The gamer inherits the role of Booker DeWitt, a gun for hire with a shady past. The other lead role belongs to the dangerously powerful captive Elizabeth, a coded in character designed to react to the player and the world in a variety of ways. Because her seemingly limitless actions are all dependent on how the player moves within Bioshock Infinite, Elizabeth demanded an extreme measure of development time to work.
Naturally, putting so much emphasis and pressure on the performance of an A.I. scripted character was not always met with burning enthusiasm from the development team. The game hit roadblocks plenty of times getting the formula for Elizabeth right. She had to follow and react seamlessly along a player lead path. What we see comes at the cost of more than a few prototype Elizabeths doomed to repeatedly fall through floors, go cross-eyed and warp through the air in early builds.
As her implementation seems to have broken new ground it will be exciting to see just how well she features within the game and crucially, how this approach might influence games in the future.
There has been talks before about the changing appearances of Elizabeth before, but it is useful to understand why things appear in this game the way they do. Elizabeth’s oversize eyes are intended to make it easier for the player to see her expression at a distance and to empathize with her. A more practical approach having been optioned over a stylistic one. In terms of how the game flows, all dialogue and cut scenes take place within the moving gameplay rather than through FMVs, so the player does not feel removed from the action.
The player interaction is so detailed that players are even alerted to Elizabeth’s current emotional state at times. An emotional state that changes in reaction to the player’s actions. This is a partner character, and as such she will aid Booker in combat throwing ammo and health when needed and attack in equal measure using her own abilities. A reliance on Elizabeth is established rather than using her as a plot accessory. Ultimately, that emotional and practical mutual reliance is the goal of a successful A.I. accomplice lead partnership.
What’s Next for A.I. Partners
The interactive accomplice is not a new gimmick, this is a familiar device within narrative driven games. Although more fringe style sci-fi vocal accomplices like GlaDOS in Portal and SHODAN in System Shock 1 and 2 owe much of their depiction to Hal 9000 in Stanley Kubrick’s 2001: A Space Odyssey, there are plenty of A.I. sidekicks in games that could only have been depicted so effectively in this medium.

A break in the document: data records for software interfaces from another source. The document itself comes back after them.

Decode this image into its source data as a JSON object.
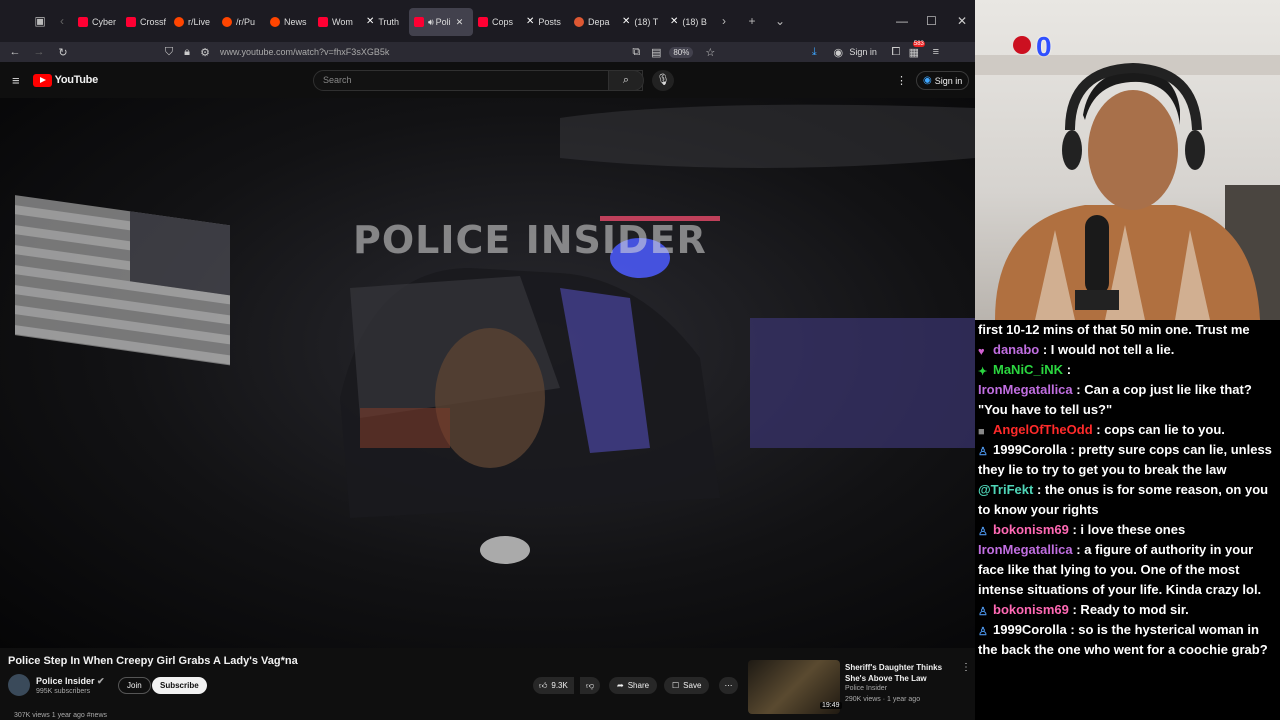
{
  "browser": {
    "tabs": [
      {
        "label": "Cyber",
        "icon": "youtube-favicon"
      },
      {
        "label": "Crossf",
        "icon": "youtube-favicon"
      },
      {
        "label": "r/Live",
        "icon": "reddit-favicon"
      },
      {
        "label": "/r/Pu",
        "icon": "reddit-favicon"
      },
      {
        "label": "News",
        "icon": "reddit-favicon"
      },
      {
        "label": "Wom",
        "icon": "youtube-favicon"
      },
      {
        "label": "Truth",
        "icon": "x-favicon"
      },
      {
        "label": "Poli",
        "icon": "youtube-favicon",
        "active": true
      },
      {
        "label": "Cops",
        "icon": "youtube-favicon"
      },
      {
        "label": "Posts",
        "icon": "x-favicon"
      },
      {
        "label": "Depa",
        "icon": "duckduckgo-favicon"
      },
      {
        "label": "(18) T",
        "icon": "x-favicon"
      },
      {
        "label": "(18) B",
        "icon": "x-favicon"
      }
    ],
    "url": "www.youtube.com/watch?v=fhxF3sXGB5k",
    "zoom": "80%",
    "signin_label": "Sign in",
    "downloads_badge": "583"
  },
  "youtube": {
    "logo_text": "YouTube",
    "search_placeholder": "Search",
    "signin_label": "Sign in",
    "video": {
      "watermark": "POLICE INSIDER",
      "title": "Police Step In When Creepy Girl Grabs A Lady's Vag*na",
      "channel": "Police Insider",
      "subscribers": "995K subscribers",
      "join_label": "Join",
      "subscribe_label": "Subscribe",
      "likes": "9.3K",
      "share_label": "Share",
      "save_label": "Save",
      "views_line": "307K views  1 year ago  #news"
    },
    "recommended": {
      "title": "Sheriff's Daughter Thinks She's Above The Law",
      "channel": "Police Insider",
      "meta": "290K views · 1 year ago",
      "duration": "19:49"
    }
  },
  "stream": {
    "overlay_text": "0"
  },
  "chat": {
    "messages": [
      {
        "user": "",
        "text": "first 10-12 mins of that 50 min one. Trust me",
        "color": "#ffffff",
        "badge": ""
      },
      {
        "user": "danabo",
        "text": ": I would not tell a lie.",
        "color": "#c06ee0",
        "badge": "heart-badge"
      },
      {
        "user": "MaNiC_iNK",
        "text": ":",
        "color": "#2bd640",
        "badge": "star-badge"
      },
      {
        "user": "IronMegatallica",
        "text": ": Can a cop just lie like that? \"You have to tell us?\"",
        "color": "#c06ee0",
        "badge": ""
      },
      {
        "user": "AngelOfTheOdd",
        "text": ": cops can lie to you.",
        "color": "#ff2a2a",
        "badge": "square-badge"
      },
      {
        "user": "1999Corolla",
        "text": ": pretty sure cops can lie, unless they lie to try to get you to break the law",
        "color": "#ffffff",
        "badge": "user-badge"
      },
      {
        "user": "@TriFekt",
        "text": ": the onus is for some reason, on you to know your rights",
        "color": "#4fd6b8",
        "badge": ""
      },
      {
        "user": "bokonism69",
        "text": ": i love these ones",
        "color": "#ff69b4",
        "badge": "user-badge"
      },
      {
        "user": "IronMegatallica",
        "text": ": a figure of authority in your face like that lying to you. One of the most intense situations of your life. Kinda crazy lol.",
        "color": "#c06ee0",
        "badge": ""
      },
      {
        "user": "bokonism69",
        "text": ": Ready to mod sir.",
        "color": "#ff69b4",
        "badge": "user-badge"
      },
      {
        "user": "1999Corolla",
        "text": ": so is the hysterical woman in the back the one who went for a coochie grab?",
        "color": "#ffffff",
        "badge": "user-badge"
      }
    ]
  }
}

There are familiar examples in gaming’s most mainstream franchises. The Legend of Zelda has relied on actively participating accomplices since an Owl guided us through Koholint Island in Link’s Awakening. Many entries in the series come with a tour guide, from the nerve testing instruction manual like Navi in Ocarina Of Time to the father figured King of Red Dragons in the Wind Waker. The latter mentioned mentor memorably revealed to be a far more significant character at the games finale. The role is not often a throw away one.

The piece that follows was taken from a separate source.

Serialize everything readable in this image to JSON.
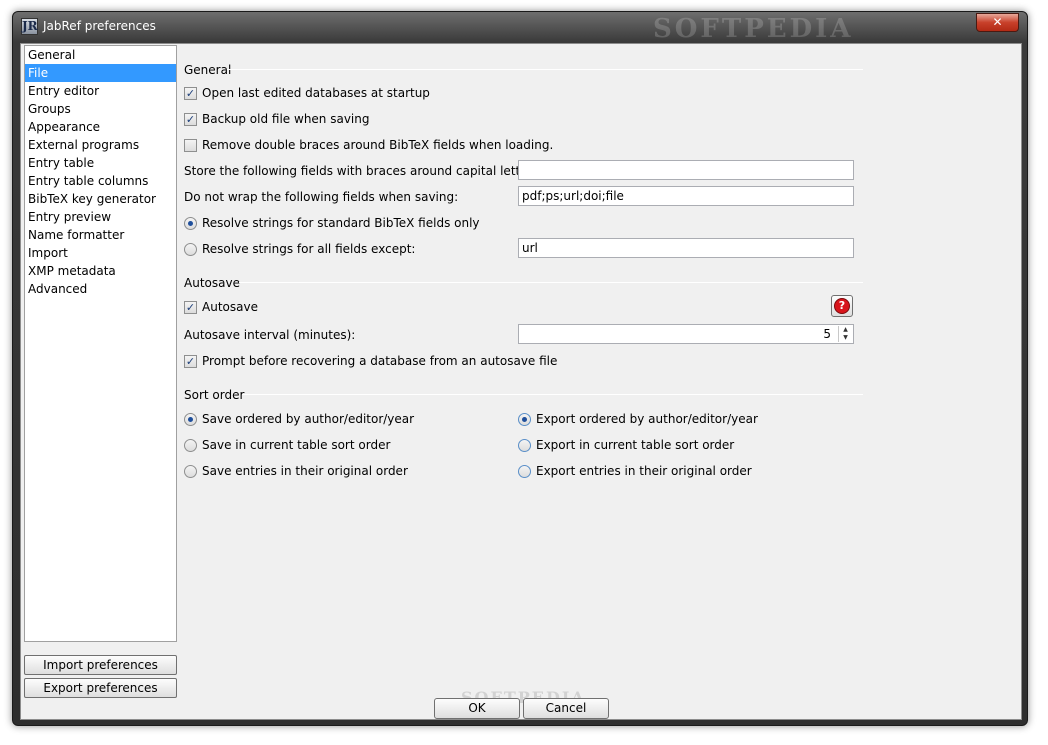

Naughty Dog‘s survival-horror, The Last of Us will offer a take on the crucial A.I. partnership as the player lead Joel guides around an intuitively programmed Ellie. If gamers ever get to see this relationship formed in the troubled The Last Guardian or not, the chances are the game would offer another step towards how players approach their polygon partners.
The A.I. partnerships in The Last of Us and Bioshock Infinite will more than likely shape how this creative tool is implemented in future games. These are two of the year’s biggest releases. They come at a tipping point for the AAA game, the point at which they evolve to a more involving experience. As the world rushes towards the PS4 and the next console generation, there will be more processing power to make the Elizabeths of the future less of a logistical challenge and more of a must have mainstay.
Whether cyber or steam punk, Ken Levine finds worlds that challenge perceptions and inventing ways for gamers to play through them. He may not ask to be thought of as ‘changing the landscape of games’, but that seems to be happening whether he likes it or not.